While the individual Storm Gods are indeed connected through one powerful and overlapping dimension (the atmosphere and the energy that shapes the weather), Rivers are not the same thing at all. Allow me for a moment to play the role of bard and tell you a story that is true just as much as it is fiction.
Long ago Mother Earth and Father Storm felt a need to feed one another. Mother Earth gave water to Father Storm, and he in turn rained upon her face, filling the many deep caverns in her belly, as well as covering her mountain tops in soft white snow. From this love of giving was their Daughter River born.
The Earth and weather affect what types of water bodies can be shaped in any region of the world, but those bodies have a life and power all their own. I would argue that would make them very separate and individual types of Divinity from the Storm Gods. River, Lake, and Sea Deities all have their characteristics, because so do the bodies of water for which their energy help shape and form.
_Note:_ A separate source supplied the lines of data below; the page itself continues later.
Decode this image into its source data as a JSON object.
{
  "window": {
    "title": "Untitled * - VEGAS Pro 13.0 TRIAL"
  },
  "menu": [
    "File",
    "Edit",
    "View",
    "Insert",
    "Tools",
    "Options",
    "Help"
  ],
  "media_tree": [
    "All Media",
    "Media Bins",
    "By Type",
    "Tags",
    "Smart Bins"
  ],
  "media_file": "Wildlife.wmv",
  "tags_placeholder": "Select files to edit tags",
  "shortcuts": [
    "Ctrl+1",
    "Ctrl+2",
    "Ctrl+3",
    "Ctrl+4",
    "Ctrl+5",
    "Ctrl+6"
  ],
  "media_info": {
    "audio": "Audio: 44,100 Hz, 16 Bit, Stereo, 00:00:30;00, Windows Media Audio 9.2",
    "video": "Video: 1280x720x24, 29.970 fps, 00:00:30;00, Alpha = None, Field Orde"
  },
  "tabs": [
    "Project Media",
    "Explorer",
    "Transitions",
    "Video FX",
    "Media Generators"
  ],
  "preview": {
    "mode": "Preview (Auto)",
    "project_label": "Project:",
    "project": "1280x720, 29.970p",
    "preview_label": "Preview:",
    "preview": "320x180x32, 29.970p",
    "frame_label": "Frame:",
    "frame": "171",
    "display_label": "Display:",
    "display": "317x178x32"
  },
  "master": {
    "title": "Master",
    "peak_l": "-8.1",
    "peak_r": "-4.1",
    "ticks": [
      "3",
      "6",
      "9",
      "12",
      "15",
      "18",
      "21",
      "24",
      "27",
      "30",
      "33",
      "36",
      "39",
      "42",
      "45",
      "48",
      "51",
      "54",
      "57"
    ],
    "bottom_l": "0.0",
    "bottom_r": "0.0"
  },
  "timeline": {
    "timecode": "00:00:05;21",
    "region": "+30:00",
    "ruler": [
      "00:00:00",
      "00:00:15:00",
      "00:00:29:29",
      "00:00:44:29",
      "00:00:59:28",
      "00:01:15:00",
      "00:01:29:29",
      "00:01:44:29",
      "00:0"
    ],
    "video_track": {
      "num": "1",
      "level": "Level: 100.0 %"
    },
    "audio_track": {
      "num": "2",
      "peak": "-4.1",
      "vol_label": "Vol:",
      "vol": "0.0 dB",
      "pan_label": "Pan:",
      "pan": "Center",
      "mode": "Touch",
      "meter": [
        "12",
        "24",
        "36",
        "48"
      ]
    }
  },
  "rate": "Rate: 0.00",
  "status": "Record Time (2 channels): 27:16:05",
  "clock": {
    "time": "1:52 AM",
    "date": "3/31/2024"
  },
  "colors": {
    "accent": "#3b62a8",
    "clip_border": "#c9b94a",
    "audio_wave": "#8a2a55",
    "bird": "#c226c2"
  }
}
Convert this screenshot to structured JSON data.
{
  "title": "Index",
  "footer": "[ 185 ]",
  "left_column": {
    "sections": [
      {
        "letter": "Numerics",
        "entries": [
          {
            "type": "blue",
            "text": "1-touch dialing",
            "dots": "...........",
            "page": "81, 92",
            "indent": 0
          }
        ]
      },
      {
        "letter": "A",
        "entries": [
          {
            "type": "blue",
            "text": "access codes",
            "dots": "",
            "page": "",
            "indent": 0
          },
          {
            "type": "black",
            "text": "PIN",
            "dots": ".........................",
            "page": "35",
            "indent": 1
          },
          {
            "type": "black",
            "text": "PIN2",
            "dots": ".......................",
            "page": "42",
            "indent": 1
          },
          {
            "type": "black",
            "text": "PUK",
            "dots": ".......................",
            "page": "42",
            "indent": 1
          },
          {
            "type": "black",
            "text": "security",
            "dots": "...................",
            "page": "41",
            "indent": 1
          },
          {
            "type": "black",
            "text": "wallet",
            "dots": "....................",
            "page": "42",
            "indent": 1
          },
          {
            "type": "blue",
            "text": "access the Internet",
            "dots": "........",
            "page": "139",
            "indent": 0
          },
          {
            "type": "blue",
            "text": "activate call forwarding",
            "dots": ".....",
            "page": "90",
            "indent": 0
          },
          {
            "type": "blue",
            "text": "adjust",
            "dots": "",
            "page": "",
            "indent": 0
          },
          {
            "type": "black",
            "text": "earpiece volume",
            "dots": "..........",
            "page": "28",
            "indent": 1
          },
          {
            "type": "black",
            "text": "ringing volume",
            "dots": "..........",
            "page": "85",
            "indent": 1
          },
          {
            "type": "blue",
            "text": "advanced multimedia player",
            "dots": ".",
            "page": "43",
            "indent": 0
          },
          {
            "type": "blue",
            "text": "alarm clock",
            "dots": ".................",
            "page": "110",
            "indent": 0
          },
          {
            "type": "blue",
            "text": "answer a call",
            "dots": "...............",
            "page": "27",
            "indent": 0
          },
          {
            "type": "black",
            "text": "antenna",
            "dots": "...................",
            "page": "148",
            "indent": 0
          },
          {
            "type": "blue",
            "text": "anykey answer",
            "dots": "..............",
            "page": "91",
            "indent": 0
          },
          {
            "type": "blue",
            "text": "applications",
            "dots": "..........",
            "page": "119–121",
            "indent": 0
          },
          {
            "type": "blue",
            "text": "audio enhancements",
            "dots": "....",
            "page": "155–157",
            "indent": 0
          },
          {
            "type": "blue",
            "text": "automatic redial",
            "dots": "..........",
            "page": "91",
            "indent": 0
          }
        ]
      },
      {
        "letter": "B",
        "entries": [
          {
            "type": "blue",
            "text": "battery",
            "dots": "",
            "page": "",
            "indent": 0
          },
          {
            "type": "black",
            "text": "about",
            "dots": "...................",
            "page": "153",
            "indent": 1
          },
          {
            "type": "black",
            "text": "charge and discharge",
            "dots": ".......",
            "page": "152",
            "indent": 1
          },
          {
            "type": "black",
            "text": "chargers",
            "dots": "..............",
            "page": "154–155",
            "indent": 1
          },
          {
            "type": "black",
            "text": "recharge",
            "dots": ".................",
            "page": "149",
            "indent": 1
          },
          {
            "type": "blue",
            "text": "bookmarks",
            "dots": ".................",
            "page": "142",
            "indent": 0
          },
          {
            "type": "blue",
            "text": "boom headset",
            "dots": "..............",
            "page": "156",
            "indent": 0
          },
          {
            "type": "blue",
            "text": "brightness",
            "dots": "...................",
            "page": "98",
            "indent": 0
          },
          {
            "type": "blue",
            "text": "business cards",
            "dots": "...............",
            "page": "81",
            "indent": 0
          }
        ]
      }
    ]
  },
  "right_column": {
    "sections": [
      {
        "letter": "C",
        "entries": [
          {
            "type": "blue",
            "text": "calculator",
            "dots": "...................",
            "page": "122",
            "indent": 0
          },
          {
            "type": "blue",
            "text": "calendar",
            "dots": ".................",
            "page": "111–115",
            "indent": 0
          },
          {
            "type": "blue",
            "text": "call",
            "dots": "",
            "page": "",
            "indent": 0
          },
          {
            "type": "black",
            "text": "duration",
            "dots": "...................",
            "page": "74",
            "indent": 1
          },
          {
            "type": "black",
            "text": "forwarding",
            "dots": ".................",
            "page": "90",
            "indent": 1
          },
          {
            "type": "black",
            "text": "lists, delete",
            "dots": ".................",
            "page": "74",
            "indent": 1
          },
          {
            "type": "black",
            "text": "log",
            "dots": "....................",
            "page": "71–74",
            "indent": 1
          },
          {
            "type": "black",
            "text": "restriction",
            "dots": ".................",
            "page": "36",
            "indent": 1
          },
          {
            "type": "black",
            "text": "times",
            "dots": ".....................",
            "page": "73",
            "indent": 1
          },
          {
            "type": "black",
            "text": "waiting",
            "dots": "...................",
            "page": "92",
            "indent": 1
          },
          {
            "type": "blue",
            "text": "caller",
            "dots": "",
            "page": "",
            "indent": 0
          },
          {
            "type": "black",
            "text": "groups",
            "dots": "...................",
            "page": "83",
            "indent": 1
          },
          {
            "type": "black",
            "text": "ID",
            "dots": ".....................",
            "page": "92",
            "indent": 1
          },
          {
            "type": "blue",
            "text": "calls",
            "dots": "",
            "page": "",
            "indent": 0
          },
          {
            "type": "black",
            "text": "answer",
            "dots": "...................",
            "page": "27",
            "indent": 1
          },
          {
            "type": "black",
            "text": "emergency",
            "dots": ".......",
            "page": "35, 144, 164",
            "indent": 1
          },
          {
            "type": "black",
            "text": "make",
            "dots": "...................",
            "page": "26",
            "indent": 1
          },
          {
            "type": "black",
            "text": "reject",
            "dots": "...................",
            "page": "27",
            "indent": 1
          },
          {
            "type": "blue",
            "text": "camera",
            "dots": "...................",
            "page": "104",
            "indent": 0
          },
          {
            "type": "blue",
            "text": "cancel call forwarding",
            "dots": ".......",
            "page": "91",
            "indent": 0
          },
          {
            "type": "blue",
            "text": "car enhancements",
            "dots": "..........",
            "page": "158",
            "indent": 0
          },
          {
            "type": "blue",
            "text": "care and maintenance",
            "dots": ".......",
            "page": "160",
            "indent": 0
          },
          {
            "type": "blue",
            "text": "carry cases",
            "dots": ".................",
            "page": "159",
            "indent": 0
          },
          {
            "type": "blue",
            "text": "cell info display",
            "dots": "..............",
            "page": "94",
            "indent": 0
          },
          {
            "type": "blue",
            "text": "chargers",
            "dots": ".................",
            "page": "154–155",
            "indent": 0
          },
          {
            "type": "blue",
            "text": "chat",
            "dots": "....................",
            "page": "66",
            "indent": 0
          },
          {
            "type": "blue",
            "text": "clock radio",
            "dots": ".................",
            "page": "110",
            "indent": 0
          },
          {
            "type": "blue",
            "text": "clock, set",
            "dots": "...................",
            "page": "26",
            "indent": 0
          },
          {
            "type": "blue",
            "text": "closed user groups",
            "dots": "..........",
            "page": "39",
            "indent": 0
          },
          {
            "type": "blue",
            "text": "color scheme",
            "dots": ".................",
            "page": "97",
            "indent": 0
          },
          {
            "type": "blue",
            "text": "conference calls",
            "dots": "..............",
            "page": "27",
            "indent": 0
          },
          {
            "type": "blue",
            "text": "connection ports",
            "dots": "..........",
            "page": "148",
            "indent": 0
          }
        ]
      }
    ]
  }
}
As we look to nature as the ultimate revelation about the nature of the divine, what is shown is amazing diversity of various sexual types (Male/Female/both/neither), this is why I think it is right and proper to understand the deities in these terms, even though they are not at the end of the day, in any way shape or form, human (we only picture them as such, so as to make it easier for us to interact with them, and understand their individual personalities on a more person level), and I believe it is to nature as well as myths of the past (and hopefully soon, present)n to help us come to an understanding of what and who the Gods are.
The energy of storms and of region geography are not the only types of powerful energy in our world. We can simple look inside to find other types that are from various different sources from the nature Divinities. Let us take for example Love and War. these are two divinities that in many cultures have some sort of connection either in the same Deity (think Freya), or as two lover deities, (think Aphrodite and Aries). Both are passionate pursuits that can influence each other, hence the connections in the mythology. Ultimately War and Love are a combination of social and emotional factors, which many times can take on a life of their own. These are energies that are shaped by culture, just as much as the Storms are shaped by the geography. Although Love is a universal emotion, the way in which it is acceptably expressed is confined within the boundaries of a culture and its taboos (public kissing and affection being a huge no-no in India). War is often reigned in by the “rules of war” such as they exist in a society.
I will end this with a quote of a friend after she had read the initial version of this paper,
“The Gods may indeed be the same across cultures and religions but because they are in a different location/environment they interact with the world differently and deserve to be treated differently”
Amanda Thomas is an ADF Druid. Amanda also happens to belong to a Unitarian Universalist church, where she leads a class on the Goddess and does ritual work for women in the church. She is a mother and general bibliophile.